To better understand the adsorption behavior of the studied sulfur compounds, in-situ DRIFTS experiments were performed. Figure 2 shows the DRIFT spectra of BT on the tested materials recorded from Temperature Program Desorption (TPD) under vacuum. Vibrational peaks at 3500 to 3750cm-1 are characteristic of the hydroxyl-region. The peak at 3743cm-1 is due to terminal SiOH, while peaks at 3545 and 3635cm-1 are due to hydroxyl-groups in framework. Any peaks above 3000cm-1, are due to vibrational stretches of C-H bond of the thiophenic ring. Peaks ranging from 1600 to 1300cm-1 are mostly due to vibrational stretches of C=C bond of the thiophenic ring. Figure 2(a) shows that the hydroxyl-sites of CuY were occupied rapidly upon exposure to BT vapor. The peak located at 3080cm-1 is due to C-H of the BT ring, which confirms adsorption. By subjecting the sample to TPD the physisorbed BT vapor was removed. The adsorption of BT on CuY triggers vibrational stretches and bending of C=C bonds of the five-membered ring that show up in regions below 1700cm-1 (Figure 2(b)). As CuY undergo TPD, vibrational peaks at 1425, 1450, 1585 and 1635 cm-1 were observed. Free BT exhibits a peak at 3080 cm-1 which is due to C-H vibration, while the peak at 1450cm-1 corresponds to symmetrical C=C vibrations. Upon adsorption on the surface, a shift in the frequency of vibration is expected due to change in electron density. As a result, the peak due to free BT can shift to higher or lower wavenumbers. The peak at 1425 cm-1 might be attributed to the symmetrical C=C stretching vibration of free BT, which has been shifted to lower wavenumber. The red shift of the C=C stretching peak suggests an elongation of the ring due to electron density reduction, which occur when BT ring is adsorbed on Cu via π-complexation. CeY exhibits the same IR peaks generated on CuY with the addition of a peak at 1490cm-1. The appearance of this peak at higher wavenumber relative to free BT can be ascribed to an increase in electron density of the BT ring, implying that the adsorption of BT on Ce occurs via direct σ-bond interaction.
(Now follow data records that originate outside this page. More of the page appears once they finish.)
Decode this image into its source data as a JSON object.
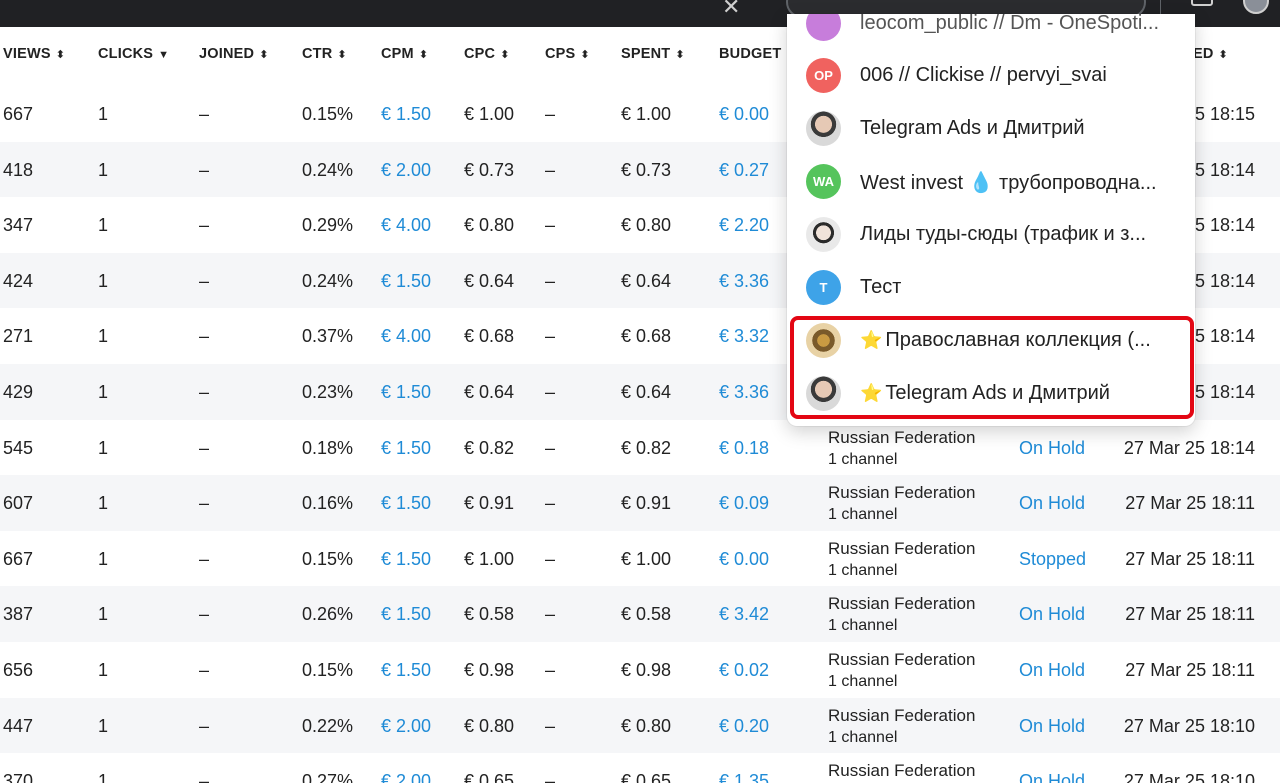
{
  "browser": {
    "close_glyph": "✕"
  },
  "table": {
    "headers": [
      {
        "label": "VIEWS",
        "sort": "⬍"
      },
      {
        "label": "CLICKS",
        "sort": "▼"
      },
      {
        "label": "JOINED",
        "sort": "⬍"
      },
      {
        "label": "CTR",
        "sort": "⬍"
      },
      {
        "label": "CPM",
        "sort": "⬍"
      },
      {
        "label": "CPC",
        "sort": "⬍"
      },
      {
        "label": "CPS",
        "sort": "⬍"
      },
      {
        "label": "SPENT",
        "sort": "⬍"
      },
      {
        "label": "BUDGET",
        "sort": ""
      },
      {
        "label": "ED",
        "sort": "⬍"
      }
    ],
    "rows": [
      {
        "views": "667",
        "clicks": "1",
        "joined": "–",
        "ctr": "0.15%",
        "cpm": "€ 1.50",
        "cpc": "€ 1.00",
        "cps": "–",
        "spent": "€ 1.00",
        "budget": "€ 0.00",
        "target": "",
        "target_sub": "",
        "status": "",
        "date": "5 18:15"
      },
      {
        "views": "418",
        "clicks": "1",
        "joined": "–",
        "ctr": "0.24%",
        "cpm": "€ 2.00",
        "cpc": "€ 0.73",
        "cps": "–",
        "spent": "€ 0.73",
        "budget": "€ 0.27",
        "target": "",
        "target_sub": "",
        "status": "",
        "date": "5 18:14"
      },
      {
        "views": "347",
        "clicks": "1",
        "joined": "–",
        "ctr": "0.29%",
        "cpm": "€ 4.00",
        "cpc": "€ 0.80",
        "cps": "–",
        "spent": "€ 0.80",
        "budget": "€ 2.20",
        "target": "",
        "target_sub": "",
        "status": "",
        "date": "5 18:14"
      },
      {
        "views": "424",
        "clicks": "1",
        "joined": "–",
        "ctr": "0.24%",
        "cpm": "€ 1.50",
        "cpc": "€ 0.64",
        "cps": "–",
        "spent": "€ 0.64",
        "budget": "€ 3.36",
        "target": "",
        "target_sub": "",
        "status": "",
        "date": "5 18:14"
      },
      {
        "views": "271",
        "clicks": "1",
        "joined": "–",
        "ctr": "0.37%",
        "cpm": "€ 4.00",
        "cpc": "€ 0.68",
        "cps": "–",
        "spent": "€ 0.68",
        "budget": "€ 3.32",
        "target": "",
        "target_sub": "",
        "status": "",
        "date": "5 18:14"
      },
      {
        "views": "429",
        "clicks": "1",
        "joined": "–",
        "ctr": "0.23%",
        "cpm": "€ 1.50",
        "cpc": "€ 0.64",
        "cps": "–",
        "spent": "€ 0.64",
        "budget": "€ 3.36",
        "target": "",
        "target_sub": "",
        "status": "",
        "date": "5 18:14"
      },
      {
        "views": "545",
        "clicks": "1",
        "joined": "–",
        "ctr": "0.18%",
        "cpm": "€ 1.50",
        "cpc": "€ 0.82",
        "cps": "–",
        "spent": "€ 0.82",
        "budget": "€ 0.18",
        "target": "Russian Federation",
        "target_sub": "1 channel",
        "status": "On Hold",
        "date": "27 Mar 25 18:14"
      },
      {
        "views": "607",
        "clicks": "1",
        "joined": "–",
        "ctr": "0.16%",
        "cpm": "€ 1.50",
        "cpc": "€ 0.91",
        "cps": "–",
        "spent": "€ 0.91",
        "budget": "€ 0.09",
        "target": "Russian Federation",
        "target_sub": "1 channel",
        "status": "On Hold",
        "date": "27 Mar 25 18:11"
      },
      {
        "views": "667",
        "clicks": "1",
        "joined": "–",
        "ctr": "0.15%",
        "cpm": "€ 1.50",
        "cpc": "€ 1.00",
        "cps": "–",
        "spent": "€ 1.00",
        "budget": "€ 0.00",
        "target": "Russian Federation",
        "target_sub": "1 channel",
        "status": "Stopped",
        "date": "27 Mar 25 18:11"
      },
      {
        "views": "387",
        "clicks": "1",
        "joined": "–",
        "ctr": "0.26%",
        "cpm": "€ 1.50",
        "cpc": "€ 0.58",
        "cps": "–",
        "spent": "€ 0.58",
        "budget": "€ 3.42",
        "target": "Russian Federation",
        "target_sub": "1 channel",
        "status": "On Hold",
        "date": "27 Mar 25 18:11"
      },
      {
        "views": "656",
        "clicks": "1",
        "joined": "–",
        "ctr": "0.15%",
        "cpm": "€ 1.50",
        "cpc": "€ 0.98",
        "cps": "–",
        "spent": "€ 0.98",
        "budget": "€ 0.02",
        "target": "Russian Federation",
        "target_sub": "1 channel",
        "status": "On Hold",
        "date": "27 Mar 25 18:11"
      },
      {
        "views": "447",
        "clicks": "1",
        "joined": "–",
        "ctr": "0.22%",
        "cpm": "€ 2.00",
        "cpc": "€ 0.80",
        "cps": "–",
        "spent": "€ 0.80",
        "budget": "€ 0.20",
        "target": "Russian Federation",
        "target_sub": "1 channel",
        "status": "On Hold",
        "date": "27 Mar 25 18:10"
      },
      {
        "views": "370",
        "clicks": "1",
        "joined": "–",
        "ctr": "0.27%",
        "cpm": "€ 2.00",
        "cpc": "€ 0.65",
        "cps": "–",
        "spent": "€ 0.65",
        "budget": "€ 1.35",
        "target": "Russian Federation",
        "target_sub": "",
        "status": "On Hold",
        "date": "27 Mar 25 18:10"
      }
    ]
  },
  "dropdown": {
    "partial_top_label": "leocom_public // Dm - OneSpoti...",
    "items": [
      {
        "avatar_text": "OP",
        "avatar_color": "#f0625f",
        "label": "006 // Clickise // pervyi_svai",
        "star": false,
        "photo": ""
      },
      {
        "avatar_text": "",
        "avatar_color": "",
        "label": "Telegram Ads и Дмитрий",
        "star": false,
        "photo": "person"
      },
      {
        "avatar_text": "WA",
        "avatar_color": "#55c45c",
        "label_before": "West invest ",
        "drop": "💧",
        "label": "трубопроводна...",
        "star": false,
        "photo": ""
      },
      {
        "avatar_text": "",
        "avatar_color": "",
        "label": "Лиды туды-сюды (трафик и з...",
        "star": false,
        "photo": "man"
      },
      {
        "avatar_text": "T",
        "avatar_color": "#3ea3e8",
        "label": "Тест",
        "star": false,
        "photo": ""
      },
      {
        "avatar_text": "",
        "avatar_color": "",
        "label": "Православная коллекция (...",
        "star": true,
        "star_glyph": "⭐",
        "photo": "icon"
      },
      {
        "avatar_text": "",
        "avatar_color": "",
        "label": "Telegram Ads и Дмитрий",
        "star": true,
        "star_glyph": "⭐",
        "photo": "person"
      }
    ]
  }
}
These results suggest that Ce can adsorb aromatic sulfur compounds via two types of adsorption modes, which makes it highly beneficial for selective adsorption of sulfur compounds in a mixture of aromatics. Figure 2(b) also shows that the IR spectra of CuCeY exhibit similar trends of the corresponding metal-exchanged parent Y zeolites. These include vibrational peaks at 1425 and 1490cm-1 which are resulted from π-complexation and σ-bond interaction of BT and CeCuY zeolite. Interestingly, we report that in the case of CuCeY, the 3635cm-1 vibrational band is not recovered even at 500°C. This observation suggests that higher temperature are required to completely desorb BT from the surface, which in turn underscores a much stronger interaction.
Figure 2: FTIR spectra during BT adsorption and temperature-programmed desorption on CuY and CeY of the (a) zeolitic region and the (b) sulfuric C=C region
DRIFTS experiments were performed using DBT adsorption and the results were similar with the corresponding DRIFTS for the BT.